GIVEN INFORMATION:
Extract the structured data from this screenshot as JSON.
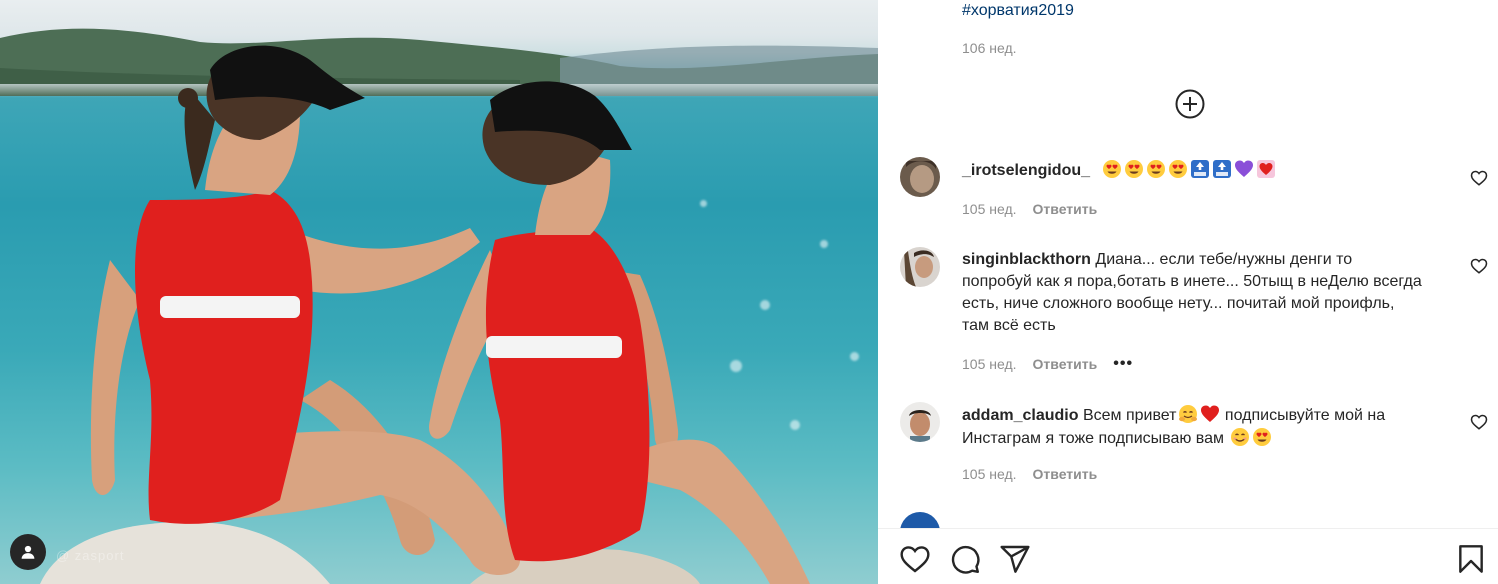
{
  "post": {
    "hashtag": "#хорватия2019",
    "time": "106 нед."
  },
  "comments": [
    {
      "username": "_irotselengidou_",
      "text": "",
      "emojis": [
        "heart-eyes-emoji",
        "heart-eyes-emoji",
        "heart-eyes-emoji",
        "heart-eyes-emoji",
        "top-arrow-emoji",
        "top-arrow-emoji",
        "purple-heart-emoji",
        "heart-decoration-emoji"
      ],
      "time": "105 нед.",
      "reply": "Ответить",
      "has_more": false
    },
    {
      "username": "singinblackthorn",
      "text": "Диана... если тебе/нужны денги то попробуй как я пора,ботать в инете... 50тыщ в неДелю всегда есть, ниче сложного вообще нету... почитай мой проифль, там всё есть",
      "emojis": [],
      "time": "105 нед.",
      "reply": "Ответить",
      "has_more": true,
      "more": "•••"
    },
    {
      "username": "addam_claudio",
      "text_before": "Всем привет",
      "text_after": " подписывуйте мой на Инстаграм я тоже подписываю вам ",
      "emojis_mid": [
        "hug-emoji",
        "red-heart-emoji"
      ],
      "emojis_end": [
        "smile-emoji",
        "heart-eyes-emoji"
      ],
      "time": "105 нед.",
      "reply": "Ответить",
      "has_more": false
    }
  ],
  "photo": {
    "watermark": "@ zasport"
  },
  "icons": {
    "load_more": "plus-circle-icon",
    "like": "heart-outline-icon",
    "comment": "comment-bubble-icon",
    "share": "paper-plane-icon",
    "save": "bookmark-icon",
    "user_tag": "user-tag-icon"
  },
  "colors": {
    "link": "#00376b",
    "muted": "#8e8e8e",
    "text": "#262626",
    "swimsuit": "#e0201e"
  }
}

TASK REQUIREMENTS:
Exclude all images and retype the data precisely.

RESPONSE FOR THIS EXERCISE:
Extract the structured data from this screenshot as JSON.
{
  "post": {
    "hashtag": "#хорватия2019",
    "time": "106 нед."
  },
  "comments": [
    {
      "username": "_irotselengidou_",
      "text": "",
      "emojis": [
        "heart-eyes-emoji",
        "heart-eyes-emoji",
        "heart-eyes-emoji",
        "heart-eyes-emoji",
        "top-arrow-emoji",
        "top-arrow-emoji",
        "purple-heart-emoji",
        "heart-decoration-emoji"
      ],
      "time": "105 нед.",
      "reply": "Ответить",
      "has_more": false
    },
    {
      "username": "singinblackthorn",
      "text": "Диана... если тебе/нужны денги то попробуй как я пора,ботать в инете... 50тыщ в неДелю всегда есть, ниче сложного вообще нету... почитай мой проифль, там всё есть",
      "emojis": [],
      "time": "105 нед.",
      "reply": "Ответить",
      "has_more": true,
      "more": "•••"
    },
    {
      "username": "addam_claudio",
      "text_before": "Всем привет",
      "text_after": " подписывуйте мой на Инстаграм я тоже подписываю вам ",
      "emojis_mid": [
        "hug-emoji",
        "red-heart-emoji"
      ],
      "emojis_end": [
        "smile-emoji",
        "heart-eyes-emoji"
      ],
      "time": "105 нед.",
      "reply": "Ответить",
      "has_more": false
    }
  ],
  "photo": {
    "watermark": "@ zasport"
  },
  "icons": {
    "load_more": "plus-circle-icon",
    "like": "heart-outline-icon",
    "comment": "comment-bubble-icon",
    "share": "paper-plane-icon",
    "save": "bookmark-icon",
    "user_tag": "user-tag-icon"
  },
  "colors": {
    "link": "#00376b",
    "muted": "#8e8e8e",
    "text": "#262626",
    "swimsuit": "#e0201e"
  }
}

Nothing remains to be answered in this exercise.